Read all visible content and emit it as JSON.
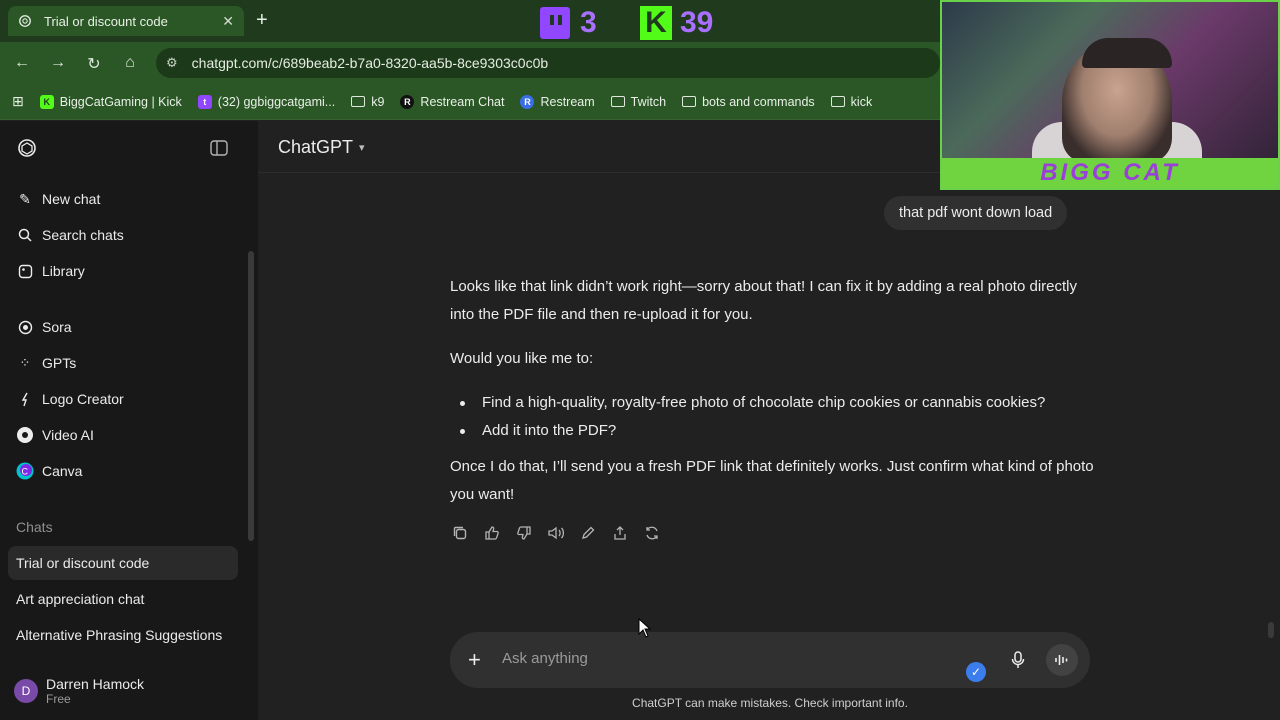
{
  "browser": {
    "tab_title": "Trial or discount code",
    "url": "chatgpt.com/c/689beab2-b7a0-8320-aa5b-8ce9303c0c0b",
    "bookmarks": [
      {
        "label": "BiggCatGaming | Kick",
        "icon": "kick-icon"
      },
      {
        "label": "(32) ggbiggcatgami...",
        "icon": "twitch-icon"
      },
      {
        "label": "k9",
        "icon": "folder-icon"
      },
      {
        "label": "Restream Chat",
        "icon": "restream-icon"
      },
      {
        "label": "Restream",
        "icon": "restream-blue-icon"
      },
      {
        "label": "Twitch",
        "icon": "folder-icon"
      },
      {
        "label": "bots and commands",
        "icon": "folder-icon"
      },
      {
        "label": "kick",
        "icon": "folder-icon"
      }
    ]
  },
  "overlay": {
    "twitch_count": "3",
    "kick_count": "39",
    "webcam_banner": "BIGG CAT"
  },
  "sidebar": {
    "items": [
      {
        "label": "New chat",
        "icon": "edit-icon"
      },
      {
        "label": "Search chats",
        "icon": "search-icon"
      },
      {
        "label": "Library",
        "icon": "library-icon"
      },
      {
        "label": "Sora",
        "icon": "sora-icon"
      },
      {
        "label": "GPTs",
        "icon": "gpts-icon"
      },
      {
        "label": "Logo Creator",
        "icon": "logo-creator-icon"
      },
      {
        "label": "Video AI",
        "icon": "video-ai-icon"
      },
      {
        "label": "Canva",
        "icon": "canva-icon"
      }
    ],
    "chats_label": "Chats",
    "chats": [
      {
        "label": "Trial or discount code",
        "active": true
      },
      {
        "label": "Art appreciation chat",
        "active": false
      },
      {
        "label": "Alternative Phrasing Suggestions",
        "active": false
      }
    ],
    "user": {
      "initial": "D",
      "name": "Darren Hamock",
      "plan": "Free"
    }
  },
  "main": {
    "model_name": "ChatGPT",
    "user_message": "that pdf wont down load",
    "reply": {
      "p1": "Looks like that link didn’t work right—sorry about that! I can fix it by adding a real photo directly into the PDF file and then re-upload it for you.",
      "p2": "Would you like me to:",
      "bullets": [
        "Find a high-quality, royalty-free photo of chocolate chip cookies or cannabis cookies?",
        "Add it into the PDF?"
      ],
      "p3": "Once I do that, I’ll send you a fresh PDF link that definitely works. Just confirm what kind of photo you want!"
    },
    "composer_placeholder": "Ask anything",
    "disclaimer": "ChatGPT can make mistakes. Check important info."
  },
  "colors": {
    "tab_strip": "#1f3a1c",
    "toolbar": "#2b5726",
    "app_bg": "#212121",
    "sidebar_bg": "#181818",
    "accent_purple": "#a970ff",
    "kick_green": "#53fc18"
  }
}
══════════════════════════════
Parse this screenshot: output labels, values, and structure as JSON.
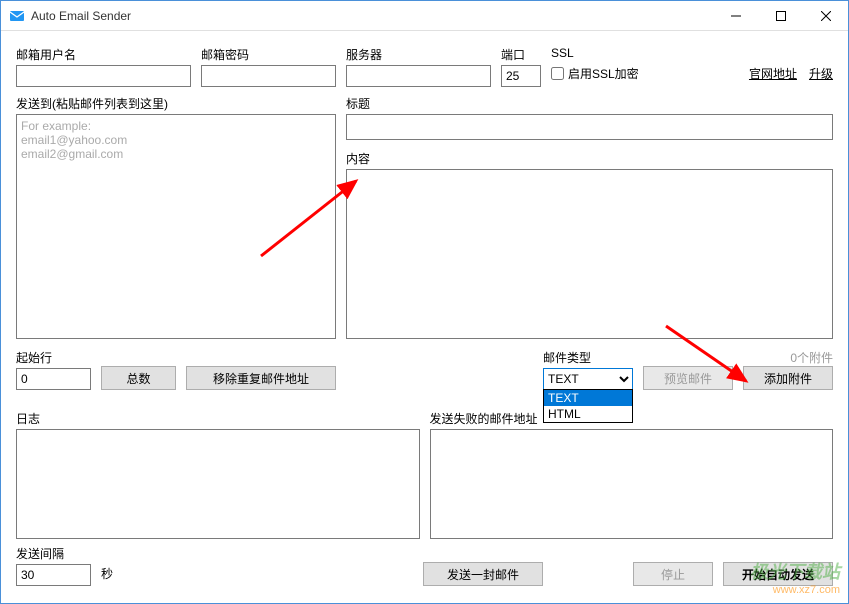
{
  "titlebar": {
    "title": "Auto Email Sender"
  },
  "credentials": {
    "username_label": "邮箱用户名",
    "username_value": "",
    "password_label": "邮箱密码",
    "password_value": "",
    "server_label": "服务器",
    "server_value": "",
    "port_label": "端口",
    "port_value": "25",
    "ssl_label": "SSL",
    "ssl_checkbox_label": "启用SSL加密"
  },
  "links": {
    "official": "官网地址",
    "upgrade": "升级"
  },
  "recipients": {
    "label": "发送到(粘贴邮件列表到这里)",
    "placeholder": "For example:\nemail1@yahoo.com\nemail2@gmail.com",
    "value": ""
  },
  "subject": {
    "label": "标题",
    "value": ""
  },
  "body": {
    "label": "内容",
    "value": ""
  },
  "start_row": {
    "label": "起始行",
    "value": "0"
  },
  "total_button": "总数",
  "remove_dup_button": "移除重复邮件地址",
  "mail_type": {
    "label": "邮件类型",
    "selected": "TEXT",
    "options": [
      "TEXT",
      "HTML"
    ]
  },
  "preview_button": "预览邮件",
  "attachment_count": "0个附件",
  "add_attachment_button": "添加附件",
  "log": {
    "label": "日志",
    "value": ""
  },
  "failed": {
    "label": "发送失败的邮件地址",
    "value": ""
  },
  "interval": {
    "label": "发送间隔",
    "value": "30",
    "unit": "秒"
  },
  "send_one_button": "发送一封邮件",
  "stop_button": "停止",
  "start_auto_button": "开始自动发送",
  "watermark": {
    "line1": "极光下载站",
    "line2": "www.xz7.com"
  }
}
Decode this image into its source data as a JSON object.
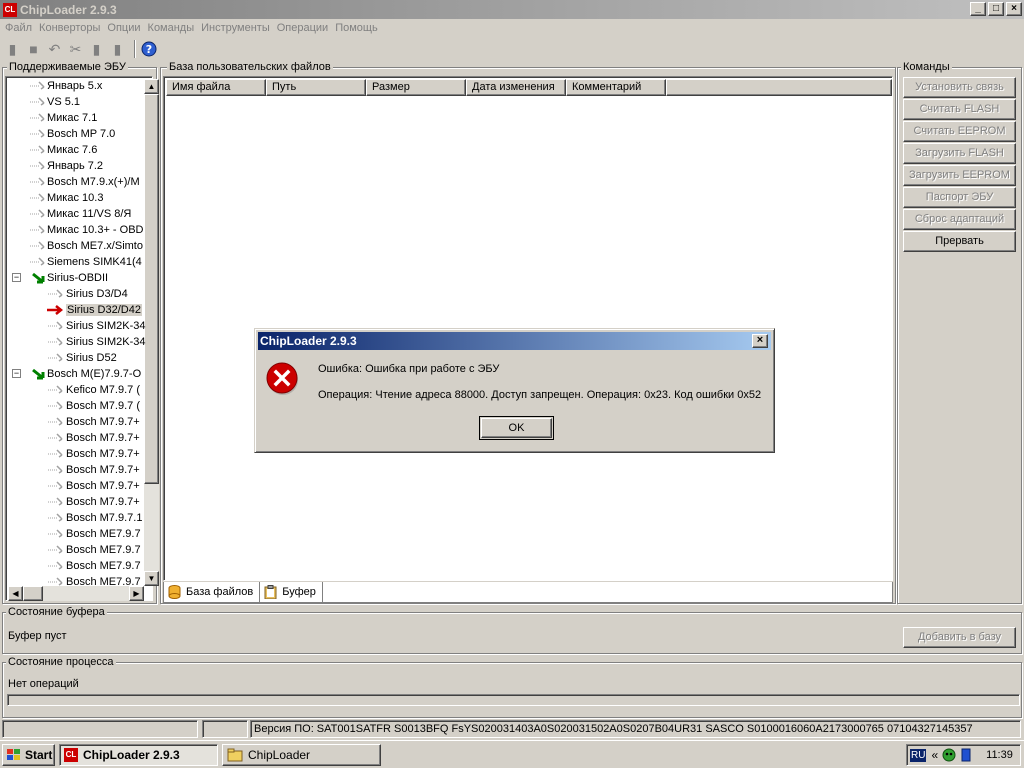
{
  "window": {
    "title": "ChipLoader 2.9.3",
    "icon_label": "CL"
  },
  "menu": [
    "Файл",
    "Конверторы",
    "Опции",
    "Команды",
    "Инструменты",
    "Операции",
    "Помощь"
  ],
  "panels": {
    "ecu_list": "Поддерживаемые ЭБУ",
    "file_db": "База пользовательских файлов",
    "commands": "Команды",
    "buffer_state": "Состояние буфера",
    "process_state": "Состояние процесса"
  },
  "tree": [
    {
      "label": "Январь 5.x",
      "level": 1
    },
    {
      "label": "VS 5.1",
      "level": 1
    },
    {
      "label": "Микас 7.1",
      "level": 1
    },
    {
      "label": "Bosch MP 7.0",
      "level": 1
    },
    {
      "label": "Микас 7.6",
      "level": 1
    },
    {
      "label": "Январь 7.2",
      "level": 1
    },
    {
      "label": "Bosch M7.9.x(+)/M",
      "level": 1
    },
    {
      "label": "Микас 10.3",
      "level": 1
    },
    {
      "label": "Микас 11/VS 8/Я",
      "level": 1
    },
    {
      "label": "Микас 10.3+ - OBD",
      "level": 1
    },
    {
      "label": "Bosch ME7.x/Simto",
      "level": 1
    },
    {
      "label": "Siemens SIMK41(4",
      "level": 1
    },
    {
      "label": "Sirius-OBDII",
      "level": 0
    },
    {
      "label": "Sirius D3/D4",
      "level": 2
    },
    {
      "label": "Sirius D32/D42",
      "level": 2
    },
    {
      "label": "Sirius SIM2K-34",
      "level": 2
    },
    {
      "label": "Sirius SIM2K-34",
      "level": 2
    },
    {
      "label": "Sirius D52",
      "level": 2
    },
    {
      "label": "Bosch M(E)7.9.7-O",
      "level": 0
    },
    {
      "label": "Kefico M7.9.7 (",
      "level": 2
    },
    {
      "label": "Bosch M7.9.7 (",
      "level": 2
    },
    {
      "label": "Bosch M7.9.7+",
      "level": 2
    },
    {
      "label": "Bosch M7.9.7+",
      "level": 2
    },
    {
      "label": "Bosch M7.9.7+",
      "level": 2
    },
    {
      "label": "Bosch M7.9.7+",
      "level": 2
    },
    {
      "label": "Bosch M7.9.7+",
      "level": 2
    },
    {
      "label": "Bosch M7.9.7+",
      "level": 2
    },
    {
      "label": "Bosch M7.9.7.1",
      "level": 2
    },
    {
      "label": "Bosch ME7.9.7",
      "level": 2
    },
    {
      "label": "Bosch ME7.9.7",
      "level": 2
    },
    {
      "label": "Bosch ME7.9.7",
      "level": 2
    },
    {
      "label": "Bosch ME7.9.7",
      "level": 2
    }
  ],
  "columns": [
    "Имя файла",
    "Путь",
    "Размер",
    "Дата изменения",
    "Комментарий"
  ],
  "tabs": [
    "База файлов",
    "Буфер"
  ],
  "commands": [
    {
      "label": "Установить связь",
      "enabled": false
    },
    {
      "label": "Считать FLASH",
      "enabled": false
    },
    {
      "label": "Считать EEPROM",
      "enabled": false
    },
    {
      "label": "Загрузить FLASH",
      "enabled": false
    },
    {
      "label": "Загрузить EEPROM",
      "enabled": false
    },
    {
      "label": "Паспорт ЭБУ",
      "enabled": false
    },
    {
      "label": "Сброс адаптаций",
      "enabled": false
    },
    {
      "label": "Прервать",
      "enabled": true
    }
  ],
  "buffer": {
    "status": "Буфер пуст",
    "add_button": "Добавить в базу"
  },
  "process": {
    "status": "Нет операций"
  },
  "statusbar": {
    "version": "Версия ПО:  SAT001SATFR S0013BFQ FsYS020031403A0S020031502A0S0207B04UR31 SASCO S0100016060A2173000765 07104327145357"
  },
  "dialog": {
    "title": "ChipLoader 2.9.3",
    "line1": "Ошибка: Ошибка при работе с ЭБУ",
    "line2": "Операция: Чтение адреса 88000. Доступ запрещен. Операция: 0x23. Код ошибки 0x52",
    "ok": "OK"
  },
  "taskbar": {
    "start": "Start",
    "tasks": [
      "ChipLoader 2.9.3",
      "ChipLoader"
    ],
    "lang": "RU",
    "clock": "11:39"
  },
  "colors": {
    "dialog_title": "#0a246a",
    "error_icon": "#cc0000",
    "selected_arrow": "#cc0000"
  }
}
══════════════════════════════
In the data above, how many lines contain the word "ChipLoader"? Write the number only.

4